A Very American Coup By Michael – Louis Ingram, Editor-in-Chief...
Super Bowl Stories
WASHINGTON (BASN) — There were four great stories entering the best day in NFL Football — Championship Sunday. There was the loud, boisterous rookie coach with the talented rookie quarterback — Rex Ryan and Mark Sanchez of the New York Jets.
The Jets literally backed into the playoffs when the Indianapolis Colts, on the order of team president Bill Polian, pulled their starters in Week 16 and let the Jets win, while Peyton Manning and the rest of the starting unit silently fumed on the sidelines as they watched their chance at a perfect 19-0 season slip away.
The Colts, after tossing aside a chance at immortality, not to mention making the 1972 Miami Dolphins put away those champagne bottles once and for all, had to make it to the Super Bowl to justify the decision.
Also led by a rookie head coach, Jim Caldwell, the Colts already have one Super Bowl ring, but need another to help cement their legacy, and to give Manning more hardware in the “Who’s better – Manning vs. Brady” debate.
On the NFC Side, there was Drew Brees, Reggie Bush and the New Orleans Saints, who have never been to a Super Bowl. The Saints are more than a team; they are the soul of a city still ravaged by the devastation of Hurricane Katrina.
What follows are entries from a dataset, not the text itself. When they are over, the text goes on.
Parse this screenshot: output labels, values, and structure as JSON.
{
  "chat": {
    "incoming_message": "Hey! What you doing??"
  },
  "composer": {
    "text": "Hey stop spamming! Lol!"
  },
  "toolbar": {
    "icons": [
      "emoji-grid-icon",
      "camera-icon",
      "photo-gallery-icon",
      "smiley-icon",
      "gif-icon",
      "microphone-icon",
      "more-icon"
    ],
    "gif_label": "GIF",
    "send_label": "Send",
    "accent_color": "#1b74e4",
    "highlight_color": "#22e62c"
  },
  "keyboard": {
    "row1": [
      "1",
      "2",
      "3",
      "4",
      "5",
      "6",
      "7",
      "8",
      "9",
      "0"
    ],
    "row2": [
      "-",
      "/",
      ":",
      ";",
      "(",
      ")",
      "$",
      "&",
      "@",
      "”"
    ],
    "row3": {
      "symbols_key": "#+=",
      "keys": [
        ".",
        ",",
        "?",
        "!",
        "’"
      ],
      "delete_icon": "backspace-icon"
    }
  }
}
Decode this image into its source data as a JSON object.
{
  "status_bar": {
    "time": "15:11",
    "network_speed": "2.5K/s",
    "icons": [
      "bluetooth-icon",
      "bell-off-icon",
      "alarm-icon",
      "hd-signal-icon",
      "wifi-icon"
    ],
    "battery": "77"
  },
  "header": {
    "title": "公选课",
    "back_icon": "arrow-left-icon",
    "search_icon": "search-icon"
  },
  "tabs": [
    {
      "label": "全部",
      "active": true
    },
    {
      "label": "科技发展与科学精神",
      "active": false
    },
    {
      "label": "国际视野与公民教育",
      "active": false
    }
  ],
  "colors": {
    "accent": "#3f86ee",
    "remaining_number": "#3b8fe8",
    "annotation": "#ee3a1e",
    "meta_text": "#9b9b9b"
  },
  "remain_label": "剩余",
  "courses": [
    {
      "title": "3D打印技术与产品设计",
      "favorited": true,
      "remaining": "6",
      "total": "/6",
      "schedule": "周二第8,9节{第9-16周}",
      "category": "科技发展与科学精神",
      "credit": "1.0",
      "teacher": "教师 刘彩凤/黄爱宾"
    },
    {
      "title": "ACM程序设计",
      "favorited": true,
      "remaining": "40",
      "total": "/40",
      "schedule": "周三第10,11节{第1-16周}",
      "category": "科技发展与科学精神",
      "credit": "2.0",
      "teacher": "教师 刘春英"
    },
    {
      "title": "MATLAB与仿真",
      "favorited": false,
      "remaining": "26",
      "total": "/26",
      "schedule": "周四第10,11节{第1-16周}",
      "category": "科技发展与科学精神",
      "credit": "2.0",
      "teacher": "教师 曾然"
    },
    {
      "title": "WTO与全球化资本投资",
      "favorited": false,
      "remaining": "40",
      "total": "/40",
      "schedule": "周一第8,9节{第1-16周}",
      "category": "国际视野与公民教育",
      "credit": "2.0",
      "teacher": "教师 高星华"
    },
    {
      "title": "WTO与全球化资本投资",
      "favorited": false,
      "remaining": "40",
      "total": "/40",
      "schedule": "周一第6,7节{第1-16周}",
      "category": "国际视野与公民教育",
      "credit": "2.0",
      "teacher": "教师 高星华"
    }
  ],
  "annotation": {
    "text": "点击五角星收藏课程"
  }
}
The team once known as the “Aints” was once such a model of mediocrity, their fans used to show up at the stadium with paper bags over their heads. But this season, the Saints have had the kind of success that has made them a source of tremendous pride in a city still rebuilding, still recovering, and looking for hope wherever they can find it.
And the final story on Championship Sunday was old No. 4, 40-year-old Brett Favre, who is having possibly the best season of his career. Favre left the Green Bay Packers for one awkward, ill-fitted season with the New York Jets, but finally has a second home with the Minnesota Vikings; a team perfectly suited for his talents.
Favre delayed his retirement for a second chance at a Super Bowl, with quite possibly the best team he has ever played with. Making it to the big game would vindicate him from all the haters who grew weary of his will-he-or-won’t-he retire dance, and prove to the Packers management that they moved on from him to Aaron Rodgers a little bit too soon.
Then, finally, it was game time, and the two number one seeds prevailed, with the Colts defeating the Jets 30-17, and the Saints topping the Vikings in overtime, 31-28.
Despite early pressure from the blitzing Jets defense, Manning recovered quickly and led his team with his usual machine-like precision, throwing three touchdown passes on 26-of-39 for 377 yards.
Manning became the only player in NFL history with seven post season games where he racked up more than 300 yards passing.
Caldwell becomes the fifth rookie head coach to make it to a Super Bowl.
In the more closely contested NFC game, the Vikings blew their chances at the Super Bowl with a mistake riddled performance, including nine fumbles and two picks, including one in the final minute of regulation by Favre that seemed to seal the Vikings fate even before the overtime period.
The Saints will play in their first-ever Super Bowl. Manning and the Colts will go after another Lombardi Trophy. Favre will go home, and the media will begin the incessant Favre retirement watch the minute a new Super Bowl champ is crowned in two weeks, if not sooner.
The Jets will learn a few lessons, and will come back better than ever next season.
The story lines have already begun – starting with Manning facing his father’s old team in a city that has never seen a Lombardi Trophy. I love the Saint’s story and their historic rise from the days of the “Ain’ts” and Hurricane Katrina.
But I’m going with the Colts to win by a touchdown.